MESA, Ariz. — In an alternate universe, Dexter Fowler might be spending Thursday sitting courtside, watching his former basketball team play in the Big Dance
The Cubs centerfielder was recruited out of high school to play basketball at Harvard — where he would have teamed with Jeremy Lin —and a few other Ivy League schools.
He played both baseball and basketball at Milton High School in Alpharetta, Ga.By his senior year, he decided to focus solely on baseball, where he had starred as a travel-ball player. Before being drafted by the Rockies, he had agreed to play baseball at Miami.
“That,” he said, “was where my heart’s at.”
Joe Maddon wished more high schoolers were allowed to make that decision as late as Fowler. This week, the Cubs manager railed against the thought that kids have to pick one sport in middle school, and focus on nothing else.
“That’s why I hate the specialization with kids, when they’re playing on these travel squads when they’re like 12, 13, 14 years old, only dedicated to one thing,” he said. “Traveling all the time. Paying exorbitant amounts of money to play baseball with hopes they’re going to become a professional baseball player.
“I think that’s crazy.”
Maddon, who played catcher and freshman team quarterback at Lafayette College, said he’s partial to former football players. They’re more apt to remember plays, play hurt and work hard in practices.
Ironically, the Bears feel the same way about baseball players; when former GM Phil Emery evaluated prospects, he wanted former centerfielders — for the way they learned to anticipate and track a fly ball at a young age — as well as wrestlers.
“I love cross-pollination when it comes to athletes,” Maddon said. “You get guys that did not just play baseball, meaning they’ve been around a different set of coaches and styles and ways to get in shape and thoughts. I love that.”
Up until the day he signed with the Cubs, Matt Szczur thought he’d play in the NFL. As a wide receiver, he was a consensus first-team Div. I-AA All-American who helped lead Villanova to the 2009 national title.
He received a $1.5 million bonus from the Cubs to walk away from football about a week before the 2011 Senior Bowl.
“I feel like, financially, I would have been able to get the same for football,” said Szczur, who made his big-league debut last season. “But I knew if I was going to play baseball, I’d be healthy longer.”
Szczur, who also ran track, said he was never, until that day in January, pressured to pick a sport.

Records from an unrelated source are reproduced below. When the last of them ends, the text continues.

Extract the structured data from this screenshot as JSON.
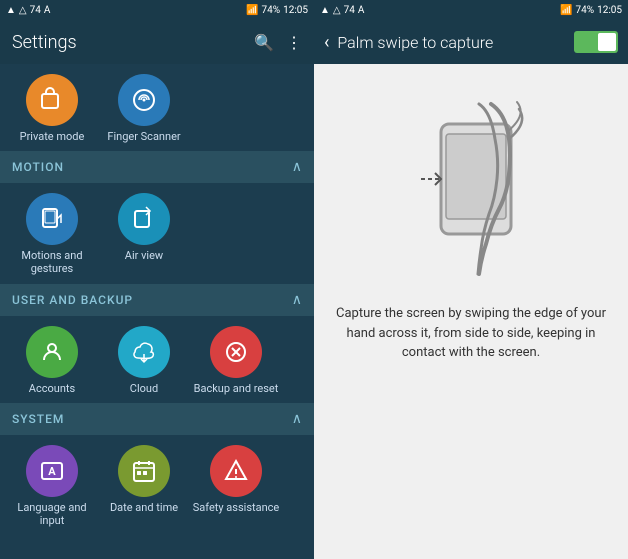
{
  "left": {
    "statusBar": {
      "left": [
        "▲",
        "△",
        "74",
        "A"
      ],
      "time": "12:05",
      "right": [
        "📶",
        "74%",
        "🔋"
      ]
    },
    "header": {
      "title": "Settings",
      "searchLabel": "🔍",
      "moreLabel": "⋮"
    },
    "privateMode": {
      "label": "Private mode",
      "color": "#e8892a"
    },
    "fingerScanner": {
      "label": "Finger Scanner",
      "color": "#2a7ab8"
    },
    "motionSection": "MOTION",
    "motionsGestures": {
      "label": "Motions and gestures",
      "color": "#2a7ab8"
    },
    "airView": {
      "label": "Air view",
      "color": "#2a90b8"
    },
    "userBackupSection": "USER AND BACKUP",
    "accounts": {
      "label": "Accounts",
      "color": "#4aaa44"
    },
    "cloud": {
      "label": "Cloud",
      "color": "#22a8c8"
    },
    "backupReset": {
      "label": "Backup and reset",
      "color": "#d84040"
    },
    "systemSection": "SYSTEM",
    "languageInput": {
      "label": "Language and input",
      "color": "#7a4ab8"
    },
    "dateTime": {
      "label": "Date and time",
      "color": "#7a9a30"
    },
    "safetyAssistance": {
      "label": "Safety assistance",
      "color": "#d84040"
    }
  },
  "right": {
    "statusBar": {
      "left": [
        "▲",
        "△",
        "74",
        "A"
      ],
      "time": "12:05",
      "right": [
        "📶",
        "74%",
        "🔋"
      ]
    },
    "header": {
      "backLabel": "‹",
      "title": "Palm swipe to capture",
      "toggleOn": true
    },
    "description": "Capture the screen by swiping the edge of your hand across it, from side to side, keeping in contact with the screen."
  }
}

Every once in a while, he wonders how he’d play now had he specialized as a kid.
“But I’ve accomplished a lot of things and I would never take it back,” he said. “I have no regrets.”
If anything, the aggressiveness of football still helps him today. That was evident Tuesday when he beat out a bunt single and then stealing second with a head-first slide. Later, he crashed into the left-field wall while barely missing a spectacular catch.
In a sport that can be stagnant, Szczur said, he always has to be doing something.
“I feel like my mentality for football comes to baseball,” he said. “Every play, I have to play as hard as I can.”
At Maddon’s “Cubs University,” experience matters — even if it comes from other sports.
“I talk about a liberal arts education in regards to playing baseball,” he said. “Making the complete athlete here is kinda interesting, too. “